── Provided data ──

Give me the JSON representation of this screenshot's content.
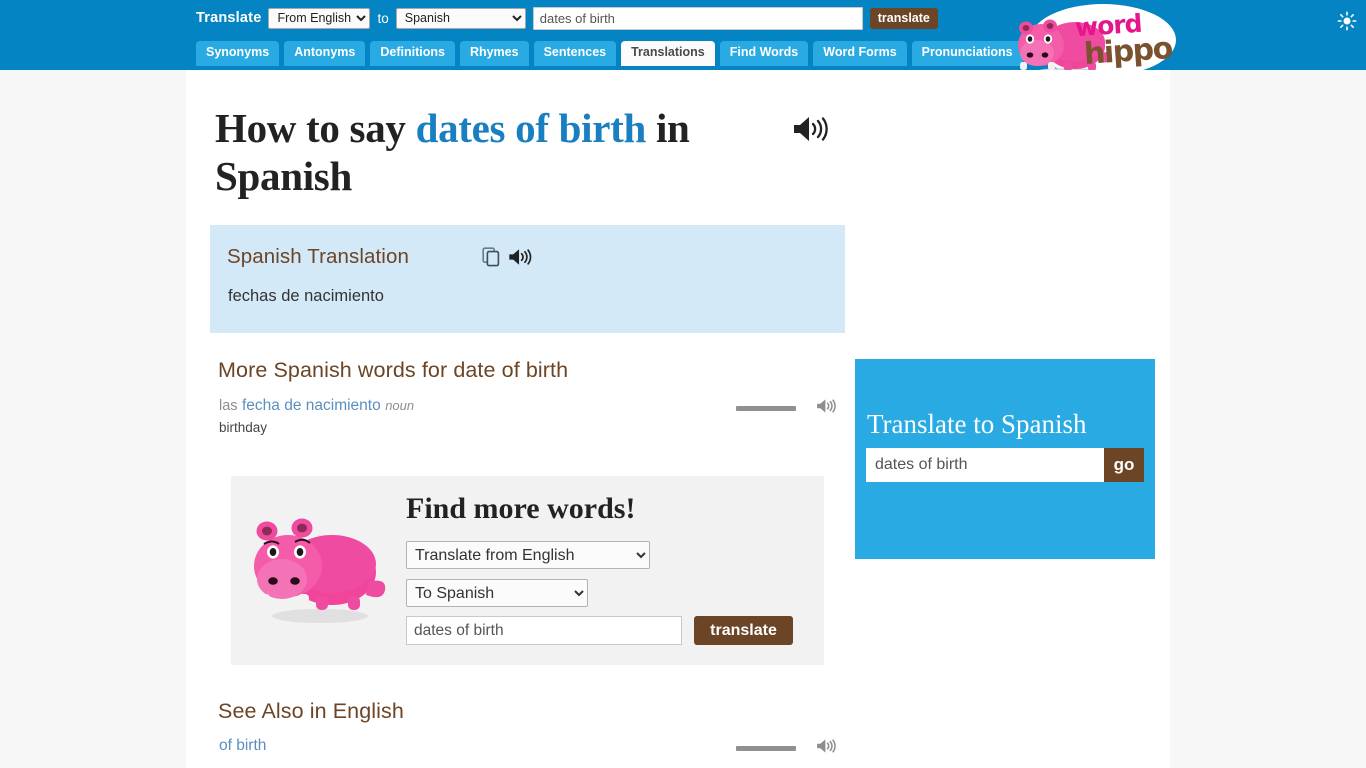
{
  "header": {
    "translate_label": "Translate",
    "from_selected": "From English",
    "from_options": [
      "From English"
    ],
    "to_word": "to",
    "to_selected": "Spanish",
    "to_options": [
      "Spanish"
    ],
    "search_value": "dates of birth",
    "translate_button": "translate",
    "theme_toggle_icon": "sun-icon",
    "logo_word": "word",
    "logo_hippo": "hippo"
  },
  "tabs": [
    {
      "label": "Synonyms",
      "active": false
    },
    {
      "label": "Antonyms",
      "active": false
    },
    {
      "label": "Definitions",
      "active": false
    },
    {
      "label": "Rhymes",
      "active": false
    },
    {
      "label": "Sentences",
      "active": false
    },
    {
      "label": "Translations",
      "active": true
    },
    {
      "label": "Find Words",
      "active": false
    },
    {
      "label": "Word Forms",
      "active": false
    },
    {
      "label": "Pronunciations",
      "active": false
    }
  ],
  "main": {
    "title_prefix": "How to say",
    "title_term": "dates of birth",
    "title_suffix": "in Spanish",
    "title_speaker_icon": "speaker-icon",
    "translation_box": {
      "heading": "Spanish Translation",
      "copy_icon": "copy-icon",
      "speaker_icon": "speaker-icon",
      "value": "fechas de nacimiento"
    },
    "more_words": {
      "heading": "More Spanish words for date of birth",
      "rows": [
        {
          "article": "las",
          "word": "fecha de nacimiento",
          "pos": "noun",
          "definition": "birthday"
        }
      ]
    },
    "find_more_words": {
      "heading": "Find more words!",
      "from_selected": "Translate from English",
      "to_selected": "To Spanish",
      "input_value": "dates of birth",
      "button_label": "translate"
    },
    "see_also": {
      "heading": "See Also in English",
      "rows": [
        {
          "word": "of birth"
        }
      ]
    }
  },
  "sidebar": {
    "widget": {
      "heading": "Translate to Spanish",
      "input_value": "dates of birth",
      "button_label": "go"
    }
  },
  "colors": {
    "header_blue": "#0484c2",
    "tab_blue": "#29aae2",
    "brown": "#6b4526",
    "link_blue": "#5b8fc0",
    "title_highlight": "#1a7fc1",
    "translation_box_bg": "#d4e9f7",
    "page_bg": "#f7f7f7",
    "pink": "#e5168b"
  }
}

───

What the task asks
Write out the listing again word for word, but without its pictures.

Finished task
Give me the JSON representation of this screenshot's content.
{
  "header": {
    "translate_label": "Translate",
    "from_selected": "From English",
    "from_options": [
      "From English"
    ],
    "to_word": "to",
    "to_selected": "Spanish",
    "to_options": [
      "Spanish"
    ],
    "search_value": "dates of birth",
    "translate_button": "translate",
    "theme_toggle_icon": "sun-icon",
    "logo_word": "word",
    "logo_hippo": "hippo"
  },
  "tabs": [
    {
      "label": "Synonyms",
      "active": false
    },
    {
      "label": "Antonyms",
      "active": false
    },
    {
      "label": "Definitions",
      "active": false
    },
    {
      "label": "Rhymes",
      "active": false
    },
    {
      "label": "Sentences",
      "active": false
    },
    {
      "label": "Translations",
      "active": true
    },
    {
      "label": "Find Words",
      "active": false
    },
    {
      "label": "Word Forms",
      "active": false
    },
    {
      "label": "Pronunciations",
      "active": false
    }
  ],
  "main": {
    "title_prefix": "How to say",
    "title_term": "dates of birth",
    "title_suffix": "in Spanish",
    "title_speaker_icon": "speaker-icon",
    "translation_box": {
      "heading": "Spanish Translation",
      "copy_icon": "copy-icon",
      "speaker_icon": "speaker-icon",
      "value": "fechas de nacimiento"
    },
    "more_words": {
      "heading": "More Spanish words for date of birth",
      "rows": [
        {
          "article": "las",
          "word": "fecha de nacimiento",
          "pos": "noun",
          "definition": "birthday"
        }
      ]
    },
    "find_more_words": {
      "heading": "Find more words!",
      "from_selected": "Translate from English",
      "to_selected": "To Spanish",
      "input_value": "dates of birth",
      "button_label": "translate"
    },
    "see_also": {
      "heading": "See Also in English",
      "rows": [
        {
          "word": "of birth"
        }
      ]
    }
  },
  "sidebar": {
    "widget": {
      "heading": "Translate to Spanish",
      "input_value": "dates of birth",
      "button_label": "go"
    }
  },
  "colors": {
    "header_blue": "#0484c2",
    "tab_blue": "#29aae2",
    "brown": "#6b4526",
    "link_blue": "#5b8fc0",
    "title_highlight": "#1a7fc1",
    "translation_box_bg": "#d4e9f7",
    "page_bg": "#f7f7f7",
    "pink": "#e5168b"
  }
}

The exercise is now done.